[Stored items from a collection]
Start of Block

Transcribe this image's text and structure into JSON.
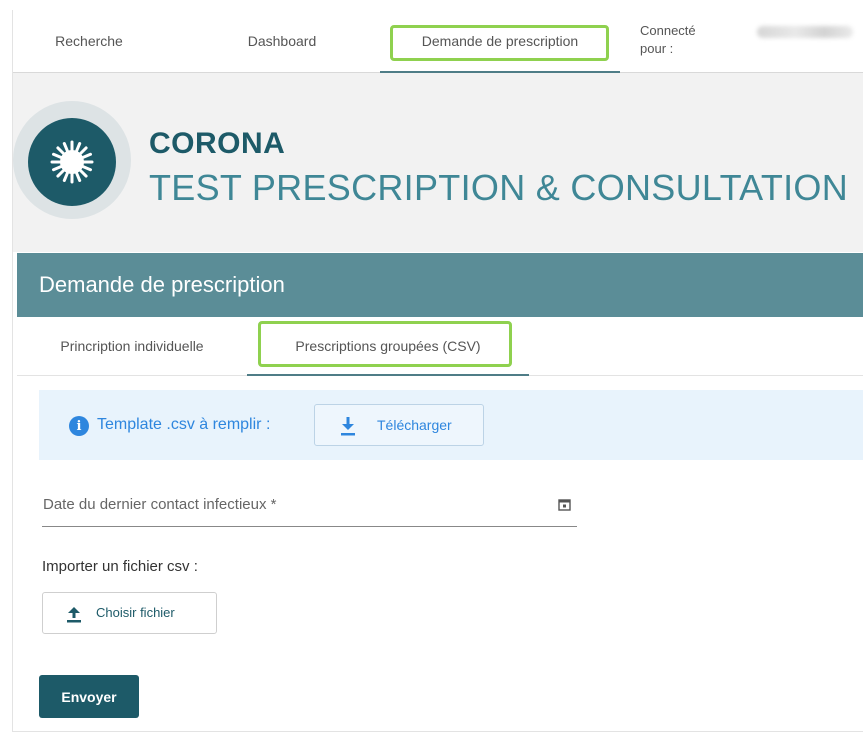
{
  "nav": {
    "items": [
      {
        "label": "Recherche"
      },
      {
        "label": "Dashboard"
      },
      {
        "label": "Demande de prescription"
      }
    ],
    "connected_label": "Connecté\npour :"
  },
  "brand": {
    "title": "CORONA",
    "subtitle": "TEST PRESCRIPTION & CONSULTATION",
    "logo_icon": "virus-icon"
  },
  "panel": {
    "title": "Demande de prescription"
  },
  "tabs": [
    {
      "label": "Princription individuelle"
    },
    {
      "label": "Prescriptions groupées (CSV)"
    }
  ],
  "info": {
    "icon": "info-icon",
    "text": "Template .csv à remplir :",
    "download_label": "Télécharger"
  },
  "form": {
    "date_label": "Date du dernier contact infectieux *",
    "import_label": "Importer un fichier csv :",
    "choose_label": "Choisir fichier",
    "submit_label": "Envoyer"
  },
  "colors": {
    "primary": "#1d5a68",
    "panel_header": "#5b8d97",
    "highlight": "#8fd14f",
    "info": "#2e86de"
  }
}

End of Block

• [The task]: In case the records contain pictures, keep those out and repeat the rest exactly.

• [Response area]:
Transcribe this image's text and structure into JSON.
{
  "nav": {
    "items": [
      {
        "label": "Recherche"
      },
      {
        "label": "Dashboard"
      },
      {
        "label": "Demande de prescription"
      }
    ],
    "connected_label": "Connecté\npour :"
  },
  "brand": {
    "title": "CORONA",
    "subtitle": "TEST PRESCRIPTION & CONSULTATION",
    "logo_icon": "virus-icon"
  },
  "panel": {
    "title": "Demande de prescription"
  },
  "tabs": [
    {
      "label": "Princription individuelle"
    },
    {
      "label": "Prescriptions groupées (CSV)"
    }
  ],
  "info": {
    "icon": "info-icon",
    "text": "Template .csv à remplir :",
    "download_label": "Télécharger"
  },
  "form": {
    "date_label": "Date du dernier contact infectieux *",
    "import_label": "Importer un fichier csv :",
    "choose_label": "Choisir fichier",
    "submit_label": "Envoyer"
  },
  "colors": {
    "primary": "#1d5a68",
    "panel_header": "#5b8d97",
    "highlight": "#8fd14f",
    "info": "#2e86de"
  }
}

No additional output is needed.